• WORK REQUIRED: All entries that follow are to be printed exactly as written.

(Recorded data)

※

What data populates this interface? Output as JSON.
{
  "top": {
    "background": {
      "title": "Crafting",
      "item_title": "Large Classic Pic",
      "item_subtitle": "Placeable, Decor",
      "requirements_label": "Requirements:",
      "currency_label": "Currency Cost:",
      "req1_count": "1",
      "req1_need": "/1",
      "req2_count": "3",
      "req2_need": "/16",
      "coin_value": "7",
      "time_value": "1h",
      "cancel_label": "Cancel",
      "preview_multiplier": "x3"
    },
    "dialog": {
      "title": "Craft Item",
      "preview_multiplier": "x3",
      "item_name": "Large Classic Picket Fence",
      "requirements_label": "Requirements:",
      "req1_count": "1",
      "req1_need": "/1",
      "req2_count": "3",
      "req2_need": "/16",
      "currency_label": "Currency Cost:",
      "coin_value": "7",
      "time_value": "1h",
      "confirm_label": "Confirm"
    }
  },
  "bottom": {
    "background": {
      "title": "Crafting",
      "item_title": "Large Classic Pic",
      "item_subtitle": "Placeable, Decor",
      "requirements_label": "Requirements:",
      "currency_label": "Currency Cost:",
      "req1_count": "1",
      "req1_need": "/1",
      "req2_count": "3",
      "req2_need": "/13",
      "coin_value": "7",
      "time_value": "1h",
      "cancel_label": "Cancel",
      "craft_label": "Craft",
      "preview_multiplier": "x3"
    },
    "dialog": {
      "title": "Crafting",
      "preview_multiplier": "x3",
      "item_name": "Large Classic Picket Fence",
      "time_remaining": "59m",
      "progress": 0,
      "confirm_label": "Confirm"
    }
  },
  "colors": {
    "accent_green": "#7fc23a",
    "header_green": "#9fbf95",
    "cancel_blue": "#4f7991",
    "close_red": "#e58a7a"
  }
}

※

• OUTPUT FOR THIS TASK:
What data populates this interface? Output as JSON.
{
  "top": {
    "background": {
      "title": "Crafting",
      "item_title": "Large Classic Pic",
      "item_subtitle": "Placeable, Decor",
      "requirements_label": "Requirements:",
      "currency_label": "Currency Cost:",
      "req1_count": "1",
      "req1_need": "/1",
      "req2_count": "3",
      "req2_need": "/16",
      "coin_value": "7",
      "time_value": "1h",
      "cancel_label": "Cancel",
      "preview_multiplier": "x3"
    },
    "dialog": {
      "title": "Craft Item",
      "preview_multiplier": "x3",
      "item_name": "Large Classic Picket Fence",
      "requirements_label": "Requirements:",
      "req1_count": "1",
      "req1_need": "/1",
      "req2_count": "3",
      "req2_need": "/16",
      "currency_label": "Currency Cost:",
      "coin_value": "7",
      "time_value": "1h",
      "confirm_label": "Confirm"
    }
  },
  "bottom": {
    "background": {
      "title": "Crafting",
      "item_title": "Large Classic Pic",
      "item_subtitle": "Placeable, Decor",
      "requirements_label": "Requirements:",
      "currency_label": "Currency Cost:",
      "req1_count": "1",
      "req1_need": "/1",
      "req2_count": "3",
      "req2_need": "/13",
      "coin_value": "7",
      "time_value": "1h",
      "cancel_label": "Cancel",
      "craft_label": "Craft",
      "preview_multiplier": "x3"
    },
    "dialog": {
      "title": "Crafting",
      "preview_multiplier": "x3",
      "item_name": "Large Classic Picket Fence",
      "time_remaining": "59m",
      "progress": 0,
      "confirm_label": "Confirm"
    }
  },
  "colors": {
    "accent_green": "#7fc23a",
    "header_green": "#9fbf95",
    "cancel_blue": "#4f7991",
    "close_red": "#e58a7a"
  }
}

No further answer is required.